===== Input for this task =====

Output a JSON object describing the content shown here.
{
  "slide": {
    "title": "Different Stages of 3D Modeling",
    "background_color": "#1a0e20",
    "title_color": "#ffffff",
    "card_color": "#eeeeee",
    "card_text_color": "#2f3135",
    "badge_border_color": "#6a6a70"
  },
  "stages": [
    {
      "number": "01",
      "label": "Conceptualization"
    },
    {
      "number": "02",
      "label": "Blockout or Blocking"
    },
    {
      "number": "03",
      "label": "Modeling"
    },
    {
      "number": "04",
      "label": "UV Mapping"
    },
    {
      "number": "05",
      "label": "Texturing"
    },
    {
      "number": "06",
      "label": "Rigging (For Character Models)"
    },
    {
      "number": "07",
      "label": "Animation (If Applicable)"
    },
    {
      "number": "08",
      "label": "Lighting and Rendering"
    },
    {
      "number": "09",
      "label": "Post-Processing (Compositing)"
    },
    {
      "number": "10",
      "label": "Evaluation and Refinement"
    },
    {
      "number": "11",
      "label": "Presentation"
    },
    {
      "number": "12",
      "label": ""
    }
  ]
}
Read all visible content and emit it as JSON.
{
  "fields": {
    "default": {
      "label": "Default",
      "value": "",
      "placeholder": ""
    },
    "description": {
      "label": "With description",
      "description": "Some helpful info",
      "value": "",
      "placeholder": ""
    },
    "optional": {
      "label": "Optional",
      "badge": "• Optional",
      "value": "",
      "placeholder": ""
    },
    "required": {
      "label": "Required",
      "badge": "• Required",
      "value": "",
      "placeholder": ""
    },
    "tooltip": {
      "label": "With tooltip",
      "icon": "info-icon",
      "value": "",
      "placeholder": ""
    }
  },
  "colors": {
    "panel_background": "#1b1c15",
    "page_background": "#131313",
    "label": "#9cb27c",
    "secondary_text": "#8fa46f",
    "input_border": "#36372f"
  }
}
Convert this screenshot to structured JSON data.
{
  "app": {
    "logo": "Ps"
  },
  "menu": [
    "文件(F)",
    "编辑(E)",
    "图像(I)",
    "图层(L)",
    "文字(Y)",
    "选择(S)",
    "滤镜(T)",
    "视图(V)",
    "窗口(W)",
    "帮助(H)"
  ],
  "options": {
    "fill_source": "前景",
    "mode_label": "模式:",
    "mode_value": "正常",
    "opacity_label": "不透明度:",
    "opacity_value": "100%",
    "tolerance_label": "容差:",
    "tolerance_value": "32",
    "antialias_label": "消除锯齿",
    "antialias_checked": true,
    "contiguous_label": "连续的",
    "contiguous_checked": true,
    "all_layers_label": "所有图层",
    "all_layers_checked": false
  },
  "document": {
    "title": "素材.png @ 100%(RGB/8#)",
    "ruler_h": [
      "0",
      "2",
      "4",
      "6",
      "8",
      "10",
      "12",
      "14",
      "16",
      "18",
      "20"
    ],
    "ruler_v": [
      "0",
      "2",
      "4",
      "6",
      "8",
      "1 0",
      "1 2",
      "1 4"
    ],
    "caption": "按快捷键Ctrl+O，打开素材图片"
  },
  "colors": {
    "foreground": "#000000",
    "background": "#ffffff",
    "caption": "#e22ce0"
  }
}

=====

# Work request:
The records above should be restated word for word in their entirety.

# Answer to this exercise:
Output a JSON object describing the content shown here.
{
  "slide": {
    "title": "Different Stages of 3D Modeling",
    "background_color": "#1a0e20",
    "title_color": "#ffffff",
    "card_color": "#eeeeee",
    "card_text_color": "#2f3135",
    "badge_border_color": "#6a6a70"
  },
  "stages": [
    {
      "number": "01",
      "label": "Conceptualization"
    },
    {
      "number": "02",
      "label": "Blockout or Blocking"
    },
    {
      "number": "03",
      "label": "Modeling"
    },
    {
      "number": "04",
      "label": "UV Mapping"
    },
    {
      "number": "05",
      "label": "Texturing"
    },
    {
      "number": "06",
      "label": "Rigging (For Character Models)"
    },
    {
      "number": "07",
      "label": "Animation (If Applicable)"
    },
    {
      "number": "08",
      "label": "Lighting and Rendering"
    },
    {
      "number": "09",
      "label": "Post-Processing (Compositing)"
    },
    {
      "number": "10",
      "label": "Evaluation and Refinement"
    },
    {
      "number": "11",
      "label": "Presentation"
    },
    {
      "number": "12",
      "label": ""
    }
  ]
}
Read all visible content and emit it as JSON.
{
  "fields": {
    "default": {
      "label": "Default",
      "value": "",
      "placeholder": ""
    },
    "description": {
      "label": "With description",
      "description": "Some helpful info",
      "value": "",
      "placeholder": ""
    },
    "optional": {
      "label": "Optional",
      "badge": "• Optional",
      "value": "",
      "placeholder": ""
    },
    "required": {
      "label": "Required",
      "badge": "• Required",
      "value": "",
      "placeholder": ""
    },
    "tooltip": {
      "label": "With tooltip",
      "icon": "info-icon",
      "value": "",
      "placeholder": ""
    }
  },
  "colors": {
    "panel_background": "#1b1c15",
    "page_background": "#131313",
    "label": "#9cb27c",
    "secondary_text": "#8fa46f",
    "input_border": "#36372f"
  }
}
Convert this screenshot to structured JSON data.
{
  "app": {
    "logo": "Ps"
  },
  "menu": [
    "文件(F)",
    "编辑(E)",
    "图像(I)",
    "图层(L)",
    "文字(Y)",
    "选择(S)",
    "滤镜(T)",
    "视图(V)",
    "窗口(W)",
    "帮助(H)"
  ],
  "options": {
    "fill_source": "前景",
    "mode_label": "模式:",
    "mode_value": "正常",
    "opacity_label": "不透明度:",
    "opacity_value": "100%",
    "tolerance_label": "容差:",
    "tolerance_value": "32",
    "antialias_label": "消除锯齿",
    "antialias_checked": true,
    "contiguous_label": "连续的",
    "contiguous_checked": true,
    "all_layers_label": "所有图层",
    "all_layers_checked": false
  },
  "document": {
    "title": "素材.png @ 100%(RGB/8#)",
    "ruler_h": [
      "0",
      "2",
      "4",
      "6",
      "8",
      "10",
      "12",
      "14",
      "16",
      "18",
      "20"
    ],
    "ruler_v": [
      "0",
      "2",
      "4",
      "6",
      "8",
      "1 0",
      "1 2",
      "1 4"
    ],
    "caption": "按快捷键Ctrl+O，打开素材图片"
  },
  "colors": {
    "foreground": "#000000",
    "background": "#ffffff",
    "caption": "#e22ce0"
  }
}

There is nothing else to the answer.